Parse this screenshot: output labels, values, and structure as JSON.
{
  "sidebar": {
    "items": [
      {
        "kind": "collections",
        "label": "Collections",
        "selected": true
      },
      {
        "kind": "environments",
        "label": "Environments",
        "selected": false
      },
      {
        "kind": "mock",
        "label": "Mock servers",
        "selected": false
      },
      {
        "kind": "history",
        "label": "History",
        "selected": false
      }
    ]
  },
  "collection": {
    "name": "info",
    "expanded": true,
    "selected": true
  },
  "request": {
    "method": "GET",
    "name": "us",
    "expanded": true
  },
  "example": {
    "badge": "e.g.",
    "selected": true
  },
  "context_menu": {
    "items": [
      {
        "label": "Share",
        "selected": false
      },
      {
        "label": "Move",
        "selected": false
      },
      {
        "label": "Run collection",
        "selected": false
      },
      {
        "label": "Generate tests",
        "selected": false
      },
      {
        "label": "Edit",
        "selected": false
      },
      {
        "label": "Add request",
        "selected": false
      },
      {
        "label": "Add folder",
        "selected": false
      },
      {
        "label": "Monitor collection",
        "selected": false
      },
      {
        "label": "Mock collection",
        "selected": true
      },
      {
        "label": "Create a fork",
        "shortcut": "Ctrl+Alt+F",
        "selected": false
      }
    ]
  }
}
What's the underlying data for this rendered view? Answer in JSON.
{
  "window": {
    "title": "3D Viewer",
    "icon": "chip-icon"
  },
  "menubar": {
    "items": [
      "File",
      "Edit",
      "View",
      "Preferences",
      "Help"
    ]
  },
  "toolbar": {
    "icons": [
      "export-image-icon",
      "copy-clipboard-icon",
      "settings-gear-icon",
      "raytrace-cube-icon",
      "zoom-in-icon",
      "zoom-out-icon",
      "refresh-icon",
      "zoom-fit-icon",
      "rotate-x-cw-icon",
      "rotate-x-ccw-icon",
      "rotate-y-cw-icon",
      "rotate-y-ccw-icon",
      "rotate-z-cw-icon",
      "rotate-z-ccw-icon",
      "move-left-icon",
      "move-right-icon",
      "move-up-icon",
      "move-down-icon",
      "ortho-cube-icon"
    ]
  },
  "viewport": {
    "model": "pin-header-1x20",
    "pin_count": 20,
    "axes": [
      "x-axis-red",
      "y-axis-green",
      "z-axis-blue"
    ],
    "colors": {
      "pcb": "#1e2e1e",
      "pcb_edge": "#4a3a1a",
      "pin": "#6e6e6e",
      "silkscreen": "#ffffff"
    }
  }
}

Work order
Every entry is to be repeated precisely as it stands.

Exercise solution
Parse this screenshot: output labels, values, and structure as JSON.
{
  "sidebar": {
    "items": [
      {
        "kind": "collections",
        "label": "Collections",
        "selected": true
      },
      {
        "kind": "environments",
        "label": "Environments",
        "selected": false
      },
      {
        "kind": "mock",
        "label": "Mock servers",
        "selected": false
      },
      {
        "kind": "history",
        "label": "History",
        "selected": false
      }
    ]
  },
  "collection": {
    "name": "info",
    "expanded": true,
    "selected": true
  },
  "request": {
    "method": "GET",
    "name": "us",
    "expanded": true
  },
  "example": {
    "badge": "e.g.",
    "selected": true
  },
  "context_menu": {
    "items": [
      {
        "label": "Share",
        "selected": false
      },
      {
        "label": "Move",
        "selected": false
      },
      {
        "label": "Run collection",
        "selected": false
      },
      {
        "label": "Generate tests",
        "selected": false
      },
      {
        "label": "Edit",
        "selected": false
      },
      {
        "label": "Add request",
        "selected": false
      },
      {
        "label": "Add folder",
        "selected": false
      },
      {
        "label": "Monitor collection",
        "selected": false
      },
      {
        "label": "Mock collection",
        "selected": true
      },
      {
        "label": "Create a fork",
        "shortcut": "Ctrl+Alt+F",
        "selected": false
      }
    ]
  }
}
What's the underlying data for this rendered view? Answer in JSON.
{
  "window": {
    "title": "3D Viewer",
    "icon": "chip-icon"
  },
  "menubar": {
    "items": [
      "File",
      "Edit",
      "View",
      "Preferences",
      "Help"
    ]
  },
  "toolbar": {
    "icons": [
      "export-image-icon",
      "copy-clipboard-icon",
      "settings-gear-icon",
      "raytrace-cube-icon",
      "zoom-in-icon",
      "zoom-out-icon",
      "refresh-icon",
      "zoom-fit-icon",
      "rotate-x-cw-icon",
      "rotate-x-ccw-icon",
      "rotate-y-cw-icon",
      "rotate-y-ccw-icon",
      "rotate-z-cw-icon",
      "rotate-z-ccw-icon",
      "move-left-icon",
      "move-right-icon",
      "move-up-icon",
      "move-down-icon",
      "ortho-cube-icon"
    ]
  },
  "viewport": {
    "model": "pin-header-1x20",
    "pin_count": 20,
    "axes": [
      "x-axis-red",
      "y-axis-green",
      "z-axis-blue"
    ],
    "colors": {
      "pcb": "#1e2e1e",
      "pcb_edge": "#4a3a1a",
      "pin": "#6e6e6e",
      "silkscreen": "#ffffff"
    }
  }
}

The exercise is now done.